Criminal Statutes of Limitation

Unlimited justice: Once a criminal, always a criminal

Statute of Limitations
unlimited justice © Willee Cole – All rights reserved.

The statute of limitations limits the amount of time during which a crime can be punished.

Time was, if someone committed an offense (as most everyone has in some manner), it had to be punished within a reasonable amount of time. In the US, this limitation on prosecutors is often called the statute of limitations.

Before the recent fascination with putting victims on display, the statute of limitations was a traditional part of American justice. Why? There are several very good reasons. The first reason is its deterrent effect. Time passes, and if one knows that one is no longer under threat of prosecution, one has acquired the strongest possible incentive to keep things that way. Good behavior is thus rewarded.

In the 1980s, leaders of the American justice industry decided that this concept was limiting the growth of their business. Weakening the statute of limitations allowed lawyers to mine decades-old grievances. Eager prosecutors lusted after “cold cases.” Neo-feminists and other devoted victims, instead of moving on with their lives could now dwell endlessly on acting out their stories for an audience and embrace the idea of getting revenge for ancient wrongs. Private greed took precedence over public good. Lawyers of every sort were enthusiastic over the prospect of removing these statuatory limits on their business.

All of these groups filled the media with their enthusiasm. Reporters, not having been to law school, were largely uncritical of the change. After all, the prospect of more crime to report was good for their business as well. Legislators, being lawyers themselves, thought it sounded great, too. All over the US (and with other countries following the US lead) statute of limitations laws were weakened or thrown out altogether.

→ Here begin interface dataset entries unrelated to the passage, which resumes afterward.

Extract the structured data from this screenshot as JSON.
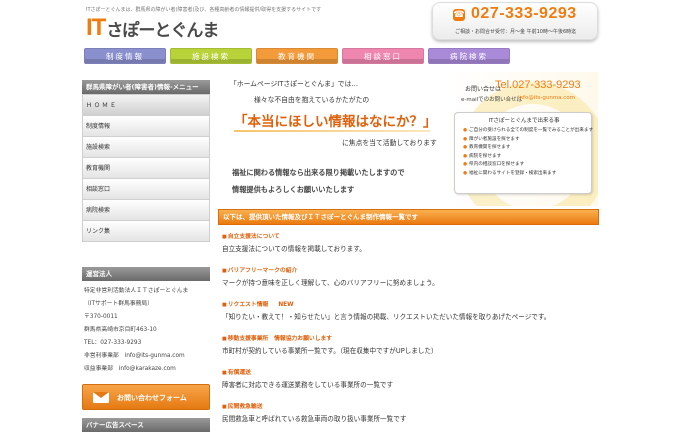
{
  "header": {
    "tagline": "ITさぽーとぐんまは、群馬県の障がい者(障害者)及び、各種高齢者の情報提供/取得を支援するサイトです",
    "logo_it": "IT",
    "logo_rest": "さぽーとぐんま",
    "phone_icon": "phone-icon",
    "phone": "027-333-9293",
    "hours": "ご相談・お問合せ受付：月～金 午前10時～午後6時迄"
  },
  "nav": [
    {
      "label": "制度情報",
      "color": "#8a8fcd"
    },
    {
      "label": "施設検索",
      "color": "#b8d23a"
    },
    {
      "label": "教育機関",
      "color": "#f39a3a"
    },
    {
      "label": "相談窓口",
      "color": "#ee86b0"
    },
    {
      "label": "病院検索",
      "color": "#a98ad8"
    }
  ],
  "sidebar": {
    "menu_title": "群馬県障がい者(障害者)情報-メニュー",
    "items": [
      "ＨＯＭＥ",
      "制度情報",
      "施設検索",
      "教育機関",
      "相談窓口",
      "病院検索",
      "リンク集"
    ],
    "org_title": "運営法人",
    "org_lines": [
      "特定非営利活動法人ＩＴさぽーとぐんま",
      "（ITサポート群馬事務局）",
      "〒370-0011",
      "群馬県高崎市京目町463-10",
      "TEL：027-333-9293",
      "非営利事業部　info@its-gunma.com",
      "収益事業部　info@karakaze.com"
    ],
    "contact_button": "お問い合わせフォーム",
    "banner_title": "バナー広告スペース"
  },
  "hero": {
    "line1": "「ホームページITさぽーとぐんま」では…",
    "line2": "様々な不自由を抱えているかたがたの",
    "big": "「本当にほしい情報はなにか？」",
    "line3": "に焦点を当て活動しております",
    "line4": "福祉に関わる情報なら出来る限り掲載いたしますので",
    "line5": "情報提供もよろしくお願いいたします",
    "contact_label": "お問い合せは",
    "contact_tel": "Tel.027-333-9293",
    "mail_label": "e-mailでのお問い合せは",
    "mail": "info@its-gunma.com",
    "list_title": "ITさぽーとぐんまで出来る事",
    "list_items": [
      "ご自分の受けられる全ての制度を一覧でみることが出来ます",
      "障がい者施設を探せます",
      "教育機関を探せます",
      "病院を探せます",
      "県内の相談窓口を探せます",
      "福祉に関わるサイトを登録・検索出来ます"
    ]
  },
  "main": {
    "section_title": "以下は、提供頂いた情報及びＩＴさぽーとぐんま制作情報一覧です",
    "items": [
      {
        "title": "自立支援法について",
        "body": "自立支援法についての情報を掲載しております。"
      },
      {
        "title": "バリアフリーマークの紹介",
        "body": "マークが持つ意味を正しく理解して、心のバリアフリーに努めましょう。"
      },
      {
        "title": "リクエスト情報",
        "new": "NEW",
        "body": "「知りたい・教えて！・知らせたい」と言う情報の掲載、リクエストいただいた情報を取りあげたページです。"
      },
      {
        "title": "移動支援事業所　情報協力お願いします",
        "body": "市町村が契約している事業所一覧です。（現在収集中ですがUPしました）"
      },
      {
        "title": "有償運送",
        "body": "障害者に対応できる運送業務をしている事業所の一覧です"
      },
      {
        "title": "民間救急輸送",
        "body": "民間救急車と呼ばれている救急車両の取り扱い事業所一覧です"
      }
    ]
  }
}
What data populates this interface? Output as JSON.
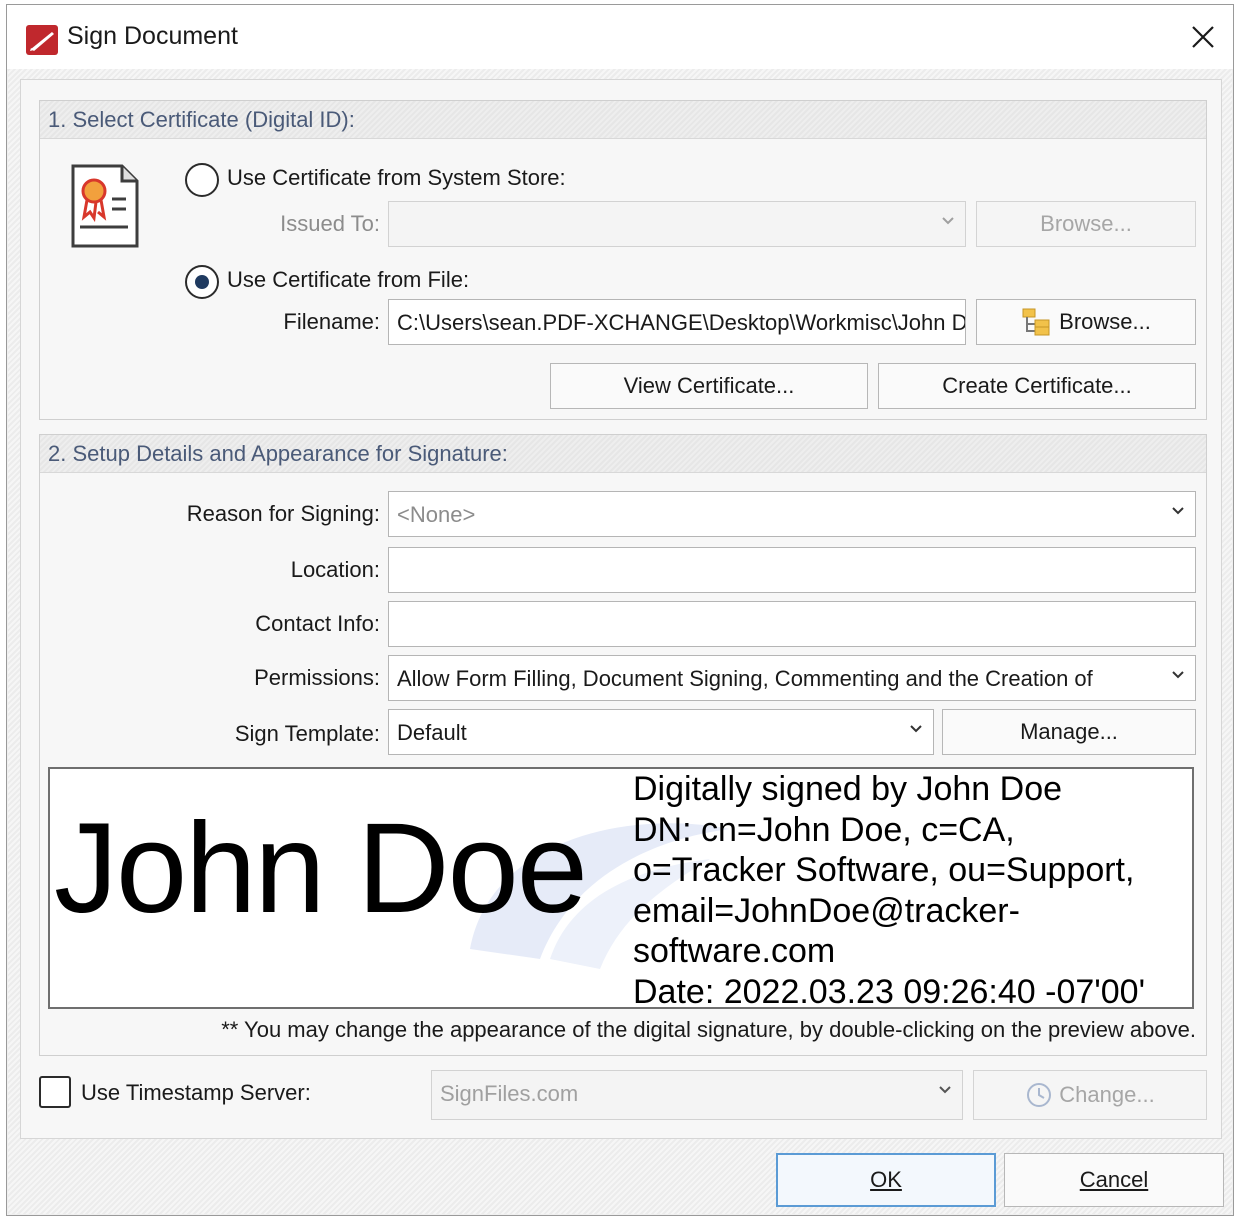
{
  "window": {
    "title": "Sign Document",
    "close_icon": "close-icon",
    "app_icon": "pdf-sign-app-icon"
  },
  "section1": {
    "header": "1. Select Certificate (Digital ID):",
    "certificate_icon": "certificate-icon",
    "system_store": {
      "label": "Use Certificate from System Store:",
      "selected": false,
      "issued_to_label": "Issued To:",
      "issued_to_value": "",
      "browse_label": "Browse..."
    },
    "from_file": {
      "label": "Use Certificate from File:",
      "selected": true,
      "filename_label": "Filename:",
      "filename_value": "C:\\Users\\sean.PDF-XCHANGE\\Desktop\\Workmisc\\John Doe.pfx",
      "browse_label": "Browse...",
      "browse_icon": "folder-tree-icon"
    },
    "view_certificate_label": "View Certificate...",
    "create_certificate_label": "Create Certificate..."
  },
  "section2": {
    "header": "2. Setup Details and Appearance for Signature:",
    "reason_label": "Reason for Signing:",
    "reason_value": "<None>",
    "location_label": "Location:",
    "location_value": "",
    "contact_label": "Contact Info:",
    "contact_value": "",
    "permissions_label": "Permissions:",
    "permissions_value": "Allow Form Filling, Document Signing, Commenting and the Creation of",
    "template_label": "Sign Template:",
    "template_value": "Default",
    "manage_label": "Manage...",
    "preview": {
      "name": "John Doe",
      "details": [
        "Digitally signed by John Doe",
        "DN: cn=John Doe, c=CA,",
        "o=Tracker Software, ou=Support,",
        "email=JohnDoe@tracker-",
        "software.com",
        "Date: 2022.03.23 09:26:40 -07'00'"
      ]
    },
    "note": "** You may change the appearance of the digital signature, by double-clicking on the preview above."
  },
  "timestamp": {
    "label": "Use Timestamp Server:",
    "checked": false,
    "server_value": "SignFiles.com",
    "change_label": "Change...",
    "change_icon": "clock-icon"
  },
  "footer": {
    "ok_label": "OK",
    "cancel_label": "Cancel"
  },
  "colors": {
    "header_text": "#4a5a78",
    "ok_border": "#5b9bd5",
    "app_icon": "#c0282d"
  }
}
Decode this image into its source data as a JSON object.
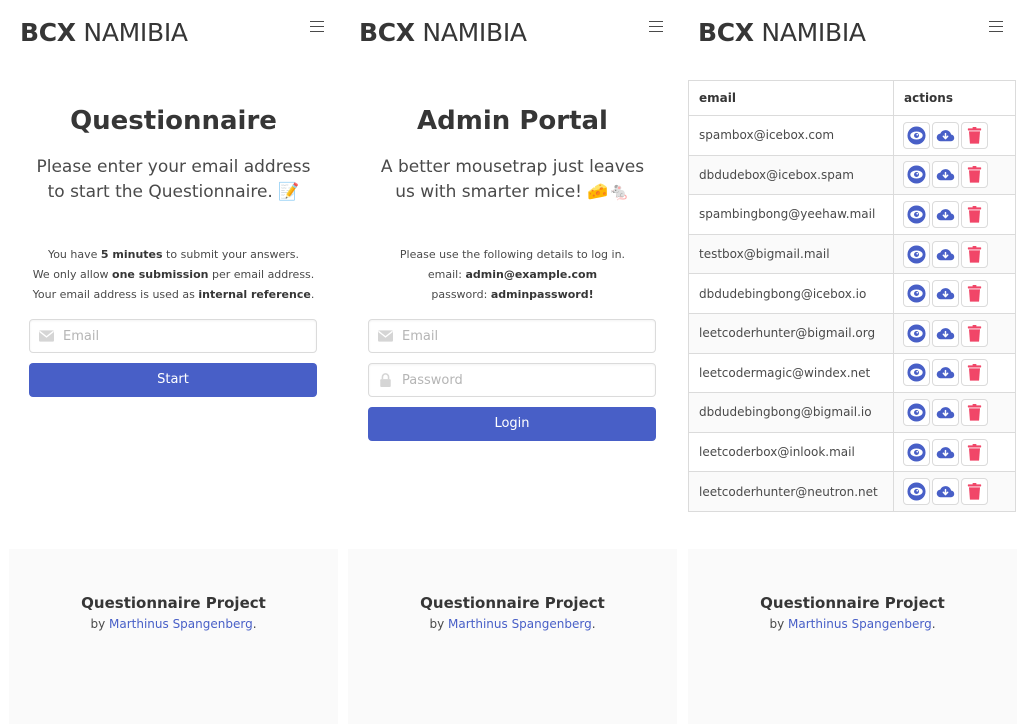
{
  "brand": {
    "bold": "BCX",
    "rest": " NAMIBIA"
  },
  "questionnaire": {
    "title": "Questionnaire",
    "subtitle_line1": "Please enter your email address",
    "subtitle_line2": "to start the Questionnaire. 📝",
    "info": {
      "l1_pre": "You have ",
      "l1_bold": "5 minutes",
      "l1_post": " to submit your answers.",
      "l2_pre": "We only allow ",
      "l2_bold": "one submission",
      "l2_post": " per email address.",
      "l3_pre": "Your email address is used as ",
      "l3_bold": "internal reference",
      "l3_post": "."
    },
    "email_placeholder": "Email",
    "start_label": "Start"
  },
  "admin": {
    "title": "Admin Portal",
    "subtitle_line1": "A better mousetrap just leaves",
    "subtitle_line2": "us with smarter mice! 🧀🐁",
    "info": {
      "l1": "Please use the following details to log in.",
      "l2_pre": "email: ",
      "l2_bold": "admin@example.com",
      "l3_pre": "password: ",
      "l3_bold": "adminpassword!"
    },
    "email_placeholder": "Email",
    "password_placeholder": "Password",
    "login_label": "Login"
  },
  "table": {
    "headers": {
      "email": "email",
      "actions": "actions"
    },
    "rows": [
      "spambox@icebox.com",
      "dbdudebox@icebox.spam",
      "spambingbong@yeehaw.mail",
      "testbox@bigmail.mail",
      "dbdudebingbong@icebox.io",
      "leetcoderhunter@bigmail.org",
      "leetcodermagic@windex.net",
      "dbdudebingbong@bigmail.io",
      "leetcoderbox@inlook.mail",
      "leetcoderhunter@neutron.net"
    ],
    "action_icons": [
      "eye-icon",
      "cloud-download-icon",
      "trash-icon"
    ]
  },
  "footer": {
    "project": "Questionnaire Project",
    "by": "by ",
    "author": "Marthinus Spangenberg",
    "dot": "."
  },
  "colors": {
    "primary": "#485fc7",
    "danger": "#f14668",
    "footer_bg": "#fafafa"
  }
}
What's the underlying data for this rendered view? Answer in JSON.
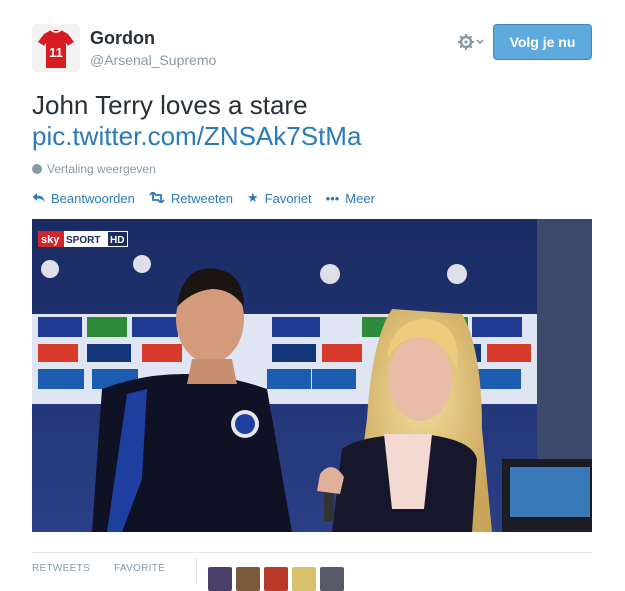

Thousands who conformed to social values and thought they had left old offenses long behind them found they were criminals again. Their years of clean living were suddenly of little value. Increasingly, self denial for the common good became the fool’s choice.

Some law industry champions had promoted the idea of pursuing the old cases with the cry of “Once a criminal, always a criminal.” For many, it will become a self-fulfilling prophecy.